In his previous two features, Lenny Abrahamson has managed to coax sensational performances from Jack Reynor (What Richard Did) and, even beneath an enormous papier mâché head, Michael Fassbender (Frank). The director has done it again with Room (2015), an intimate, harrowing drama that features stellar performances from both Brie Larson and the young Jacob Tremblay. The two actors give wonderfully complementary turns, emphasising the give and take of strength that underlines this difficult mother-and-son bond. An understandably constrained adaptation of Emma Donoghue’s hugely successful 2010 novel – penned for the screen by the author herself – it remains emotionally devastating.
Donoghue’s novel famously adopts the voice of a five-year-old, Jack (Tremblay), deftly withholding the reality of its premise when seen through a child’s eyes. The film opens with the specifics of a fifth birthday celebration before expanding the frame to reveal the situation in which the boy and his Ma (Larson) live – ‘Room’. Jack has never experienced the world beyond their four walls, other than the regular visits from the mysterious Old Nick (Sean Bridgers) who unlocks the door with a keypad and spends the night in bed with Ma. Although unable to entirely occupy Jack’s mind, Abrahamson and DoP Danny Cohen do a tremendous job of emulating Ma’s crushing claustrophobia.
This is also in large part down to the two actors, with Tremblay exuding naivety and wonder while Larson outstrips the mixture of warmth, vulnerability and fiery anger that she portrayed in 2013’s Short Term 12, taking it an entirely different level. The conflicts occurring within her – exacerbated once she has come to the decision that the time is ripe for an escape attempt – are so incredibly nuanced that it is nothing short of staggering that she is able to convey them concurrently. While playing its narrative as a gripping thriller, the audience’s hearts are both warmed by the love of this unconventional family and wrenched by the constant knowledge of the deep scars that this experience will leave even if they were to break free. In the film’s latter stages, as Jack’s pre-determined world begins to fall away around him, Abrahamson and Cohen do get right inside his head through their visuals, conveying the mounting disorientation.

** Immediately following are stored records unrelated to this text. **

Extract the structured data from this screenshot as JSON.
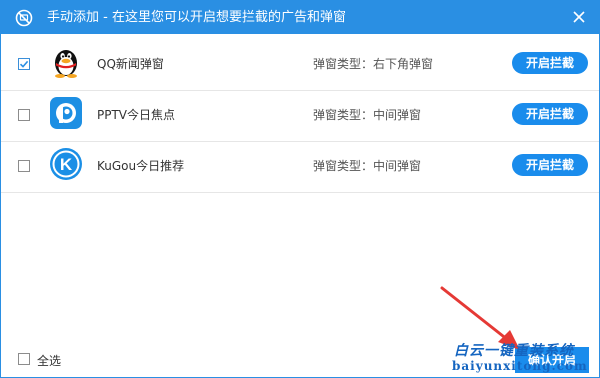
{
  "window": {
    "title": "手动添加 - 在这里您可以开启想要拦截的广告和弹窗"
  },
  "rows": [
    {
      "checked": true,
      "icon": "qq-penguin-icon",
      "app_name": "QQ新闻弹窗",
      "popup_type": "弹窗类型：右下角弹窗",
      "button": "开启拦截"
    },
    {
      "checked": false,
      "icon": "pptv-icon",
      "app_name": "PPTV今日焦点",
      "popup_type": "弹窗类型：中间弹窗",
      "button": "开启拦截"
    },
    {
      "checked": false,
      "icon": "kugou-icon",
      "app_name": "KuGou今日推荐",
      "popup_type": "弹窗类型：中间弹窗",
      "button": "开启拦截"
    }
  ],
  "footer": {
    "select_all": "全选",
    "confirm": "确认开启"
  },
  "watermark": {
    "line1": "白云一键重装系统",
    "line2": "baiyunxitong.com"
  },
  "colors": {
    "accent": "#2a8fe3",
    "button": "#1a8cec",
    "annotation_arrow": "#e53935"
  }
}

The potential for a life outside ‘Room’ raises all manner of moral and emotional questions, not least about the notion of progressing from childhood to adulthood when the context of the social and cultural world is removed entirely. This is the point at which Room is elevated from solid and interesting to exceptional, testing this necessarily close relationship and all of the warped aspects that there are to their situation. Where other cast members do appear (Joan Allen and William H. Macy as Larson’s parents, for instance) they provide fantastic support, but this is all about Larson and Tremblay – this is all about Ma and Jack. Their relationship is mortifying and utterly uplifting, and will have tears rolling down cheeks throughout cinemas. Brilliant and moving stuff; another hit for Abrahamson.
The Toronto International Film Festival takes place from 10-20 September 2015. For more coverage, follow this link.